These days you need to get personal with your customers. We don’t mean those hale and hearty emails that are mass-produced but just scatter the customer’s name throughout – and just come across as cheesy. But tailored content that targets groups of customers can be incredibly effective. Our recent article How to Create a Buzz with Ephemeral Content explored the benefits of making your content very relevant and specific, even if this means having to update it on a daily basis. But you need to target and communicate with your customers in a personalised and engaging way. If you don’t, you can be sure that your competition will.

Persistence

There’s a lot of truth in the old saying “If at first you don’t succeed, try try try again”. Don’t give up on existing or potential customers if they don’t respond to a particular campaign: try something else. Make sure you listen to feedback – especially as there are now so many different ways to gather this. Listen to what your customers are saying and give them what they want.

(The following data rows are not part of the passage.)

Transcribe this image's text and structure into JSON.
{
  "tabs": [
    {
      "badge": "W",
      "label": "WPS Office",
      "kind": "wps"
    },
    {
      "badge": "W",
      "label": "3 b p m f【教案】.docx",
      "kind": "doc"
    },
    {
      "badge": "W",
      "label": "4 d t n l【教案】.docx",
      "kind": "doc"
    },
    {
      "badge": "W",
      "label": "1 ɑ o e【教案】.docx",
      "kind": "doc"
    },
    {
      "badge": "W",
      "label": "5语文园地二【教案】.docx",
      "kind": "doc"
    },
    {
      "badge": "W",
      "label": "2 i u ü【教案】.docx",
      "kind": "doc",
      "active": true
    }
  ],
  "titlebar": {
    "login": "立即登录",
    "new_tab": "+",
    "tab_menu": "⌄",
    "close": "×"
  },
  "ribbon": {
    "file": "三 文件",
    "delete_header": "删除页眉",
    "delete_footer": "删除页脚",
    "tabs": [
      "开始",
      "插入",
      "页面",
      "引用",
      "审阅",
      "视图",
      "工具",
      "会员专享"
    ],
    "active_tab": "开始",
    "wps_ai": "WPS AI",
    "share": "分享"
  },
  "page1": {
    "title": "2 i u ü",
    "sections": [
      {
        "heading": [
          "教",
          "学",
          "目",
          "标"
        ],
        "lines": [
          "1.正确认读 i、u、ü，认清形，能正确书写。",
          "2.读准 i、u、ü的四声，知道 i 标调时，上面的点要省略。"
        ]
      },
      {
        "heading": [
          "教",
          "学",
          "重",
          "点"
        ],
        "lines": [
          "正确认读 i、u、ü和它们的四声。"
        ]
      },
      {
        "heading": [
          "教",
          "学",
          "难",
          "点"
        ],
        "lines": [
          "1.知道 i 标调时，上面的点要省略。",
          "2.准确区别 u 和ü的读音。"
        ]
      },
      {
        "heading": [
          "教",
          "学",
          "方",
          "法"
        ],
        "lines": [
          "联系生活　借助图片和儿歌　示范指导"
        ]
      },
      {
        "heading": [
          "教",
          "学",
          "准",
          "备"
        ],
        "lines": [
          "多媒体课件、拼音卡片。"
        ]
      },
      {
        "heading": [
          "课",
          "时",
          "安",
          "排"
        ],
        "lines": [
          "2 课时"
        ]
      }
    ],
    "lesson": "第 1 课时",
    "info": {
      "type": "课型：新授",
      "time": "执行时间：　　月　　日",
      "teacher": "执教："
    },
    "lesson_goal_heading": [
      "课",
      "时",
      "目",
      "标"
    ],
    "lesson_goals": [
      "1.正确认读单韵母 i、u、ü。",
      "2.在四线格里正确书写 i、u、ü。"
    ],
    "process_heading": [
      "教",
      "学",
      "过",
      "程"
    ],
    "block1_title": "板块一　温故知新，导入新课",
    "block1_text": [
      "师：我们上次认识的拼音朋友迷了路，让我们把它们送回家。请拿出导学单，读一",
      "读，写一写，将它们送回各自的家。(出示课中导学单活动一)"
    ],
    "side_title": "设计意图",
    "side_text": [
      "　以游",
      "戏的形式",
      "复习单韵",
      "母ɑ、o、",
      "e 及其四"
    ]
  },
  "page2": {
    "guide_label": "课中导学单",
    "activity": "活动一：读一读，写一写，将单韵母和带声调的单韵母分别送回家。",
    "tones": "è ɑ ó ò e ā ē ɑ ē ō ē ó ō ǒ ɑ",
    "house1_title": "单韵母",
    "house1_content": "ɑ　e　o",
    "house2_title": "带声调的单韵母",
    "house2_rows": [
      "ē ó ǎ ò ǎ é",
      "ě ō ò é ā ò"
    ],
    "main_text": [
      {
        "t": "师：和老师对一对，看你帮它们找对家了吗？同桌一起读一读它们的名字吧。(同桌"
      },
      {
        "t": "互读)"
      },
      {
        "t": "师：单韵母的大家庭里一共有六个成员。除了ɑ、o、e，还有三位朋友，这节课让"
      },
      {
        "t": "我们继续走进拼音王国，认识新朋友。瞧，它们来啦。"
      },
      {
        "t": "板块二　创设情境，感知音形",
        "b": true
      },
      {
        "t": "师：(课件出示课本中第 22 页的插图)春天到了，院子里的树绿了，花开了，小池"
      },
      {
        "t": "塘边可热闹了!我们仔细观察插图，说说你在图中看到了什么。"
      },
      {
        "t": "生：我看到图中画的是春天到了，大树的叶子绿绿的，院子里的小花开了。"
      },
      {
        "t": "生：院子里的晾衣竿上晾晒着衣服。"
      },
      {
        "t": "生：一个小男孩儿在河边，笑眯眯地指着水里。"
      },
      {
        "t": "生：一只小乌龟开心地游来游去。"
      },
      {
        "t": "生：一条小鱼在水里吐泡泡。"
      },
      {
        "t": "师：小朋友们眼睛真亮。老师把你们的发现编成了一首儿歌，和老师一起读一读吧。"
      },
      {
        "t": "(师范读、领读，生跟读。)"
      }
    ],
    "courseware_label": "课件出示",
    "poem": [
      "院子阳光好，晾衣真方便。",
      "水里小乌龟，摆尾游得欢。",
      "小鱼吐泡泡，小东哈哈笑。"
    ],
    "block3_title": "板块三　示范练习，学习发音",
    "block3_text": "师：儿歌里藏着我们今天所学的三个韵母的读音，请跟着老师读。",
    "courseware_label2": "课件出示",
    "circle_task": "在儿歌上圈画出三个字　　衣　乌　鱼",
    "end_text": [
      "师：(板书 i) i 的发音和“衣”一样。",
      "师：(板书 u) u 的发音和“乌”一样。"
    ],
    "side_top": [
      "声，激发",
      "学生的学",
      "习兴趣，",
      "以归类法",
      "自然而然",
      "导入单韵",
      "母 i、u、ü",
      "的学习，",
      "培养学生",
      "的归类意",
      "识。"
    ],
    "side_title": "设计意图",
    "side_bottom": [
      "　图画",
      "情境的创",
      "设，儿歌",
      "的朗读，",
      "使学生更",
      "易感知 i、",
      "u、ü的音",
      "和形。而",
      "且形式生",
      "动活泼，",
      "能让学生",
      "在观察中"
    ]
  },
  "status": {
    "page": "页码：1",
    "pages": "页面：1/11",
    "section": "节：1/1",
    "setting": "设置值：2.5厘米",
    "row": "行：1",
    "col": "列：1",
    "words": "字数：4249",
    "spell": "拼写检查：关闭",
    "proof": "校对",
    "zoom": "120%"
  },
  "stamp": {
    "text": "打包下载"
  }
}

If this means that you need to tweak your product or service then so be it: don’t doggedly hold on to a set way of doing things because that’s what you’ve always done. You need to get to the stage where you are one step ahead of the consumer rather than lagging behind. You need to get into their heads and anticipate their needs even before they realise them themselves.

Pervasion

Pervasion is the process of being either present or perceived everywhere. For the marketer or digital marketing agency this applies not just to your ‘product or service but even more so to the visibility of your message. Our recent article Does Branding Still Matter? explored the importance of creating a more interactive, responsive and agile type of branding so that you appear at the right time in the right place.

The key consideration again is to understand your target audience. Then make sure not only that your product or service is positioned in the channel that is most accessible to that audience but also that your message is coming across loud and clear on the platforms that they are most likely to use .

Perfection

We started these 5P’s with passion and it seems fitting to end with perfection. This should be your aim. You may not achieve it but another old saying to remember is “If you aim low and miss you won’t be disappointed”. So aim high! Always do the very best you can.

This applies to your product or service itself and to every aspect of your service and interaction with customers. Remember that consumers now have access to immediate communication and have increasingly high expectations of you. Don’t give them any grounds to be disappointed , and if things do go wrong make it your personal mission to resolve them fully and ensure that they do not recur.

Whichever version of the P’s of marketing floats your boat, it is essential to move with the times rather than sticking to rigid – and perhaps outdated – ways of working. By all means develop your own procedures and protocols, but always ensure that they are customer centric and able to be flexible to keep you ahead of the game rather than living in the past.